═════ Input
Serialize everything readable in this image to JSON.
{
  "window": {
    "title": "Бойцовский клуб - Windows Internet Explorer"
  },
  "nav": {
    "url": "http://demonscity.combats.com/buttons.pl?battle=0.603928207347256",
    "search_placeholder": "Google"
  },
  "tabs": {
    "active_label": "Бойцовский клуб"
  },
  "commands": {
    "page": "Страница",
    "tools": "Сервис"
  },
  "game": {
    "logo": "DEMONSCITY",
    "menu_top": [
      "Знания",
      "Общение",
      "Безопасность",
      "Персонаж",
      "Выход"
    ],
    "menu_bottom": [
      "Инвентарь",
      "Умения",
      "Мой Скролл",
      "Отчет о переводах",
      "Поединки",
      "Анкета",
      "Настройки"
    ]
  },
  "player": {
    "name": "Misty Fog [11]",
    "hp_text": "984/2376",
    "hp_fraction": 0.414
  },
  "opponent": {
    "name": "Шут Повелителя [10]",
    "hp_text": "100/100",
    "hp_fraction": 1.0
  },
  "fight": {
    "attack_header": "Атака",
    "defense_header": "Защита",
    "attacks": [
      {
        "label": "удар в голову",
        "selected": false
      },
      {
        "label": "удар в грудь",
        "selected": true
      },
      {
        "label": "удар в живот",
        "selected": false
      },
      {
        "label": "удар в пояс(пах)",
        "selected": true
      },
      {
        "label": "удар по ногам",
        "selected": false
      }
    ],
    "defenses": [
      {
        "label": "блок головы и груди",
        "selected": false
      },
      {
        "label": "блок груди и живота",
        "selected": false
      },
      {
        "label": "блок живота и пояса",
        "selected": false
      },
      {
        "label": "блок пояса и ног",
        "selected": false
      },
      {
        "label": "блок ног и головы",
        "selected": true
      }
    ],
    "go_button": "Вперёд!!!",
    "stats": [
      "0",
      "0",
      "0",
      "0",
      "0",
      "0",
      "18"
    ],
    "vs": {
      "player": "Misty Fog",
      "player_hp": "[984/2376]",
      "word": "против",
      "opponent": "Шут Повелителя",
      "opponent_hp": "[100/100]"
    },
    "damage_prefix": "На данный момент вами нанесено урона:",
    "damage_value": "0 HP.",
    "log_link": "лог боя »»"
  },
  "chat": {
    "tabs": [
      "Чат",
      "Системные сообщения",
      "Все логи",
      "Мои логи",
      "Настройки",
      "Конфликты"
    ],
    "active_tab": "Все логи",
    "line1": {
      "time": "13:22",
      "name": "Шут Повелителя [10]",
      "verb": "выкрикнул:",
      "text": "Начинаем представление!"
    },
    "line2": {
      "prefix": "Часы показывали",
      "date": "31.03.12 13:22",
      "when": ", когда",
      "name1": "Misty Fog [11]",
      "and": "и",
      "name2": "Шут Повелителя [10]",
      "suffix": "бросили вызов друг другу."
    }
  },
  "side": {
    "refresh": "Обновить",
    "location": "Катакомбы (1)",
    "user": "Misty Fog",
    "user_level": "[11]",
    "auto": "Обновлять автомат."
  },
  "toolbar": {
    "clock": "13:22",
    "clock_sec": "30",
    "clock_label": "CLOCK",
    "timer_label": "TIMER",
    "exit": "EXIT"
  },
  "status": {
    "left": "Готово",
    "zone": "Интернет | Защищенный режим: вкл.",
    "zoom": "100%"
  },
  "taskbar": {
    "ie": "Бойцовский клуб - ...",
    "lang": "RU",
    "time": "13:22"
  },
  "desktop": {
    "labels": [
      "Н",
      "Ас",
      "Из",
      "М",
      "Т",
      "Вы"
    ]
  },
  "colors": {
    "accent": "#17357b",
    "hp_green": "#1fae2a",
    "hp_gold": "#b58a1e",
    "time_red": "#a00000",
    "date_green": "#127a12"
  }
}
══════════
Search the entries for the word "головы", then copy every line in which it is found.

◆ Result ◆
        "label": "блок головы и груди",
        "label": "блок ног и головы",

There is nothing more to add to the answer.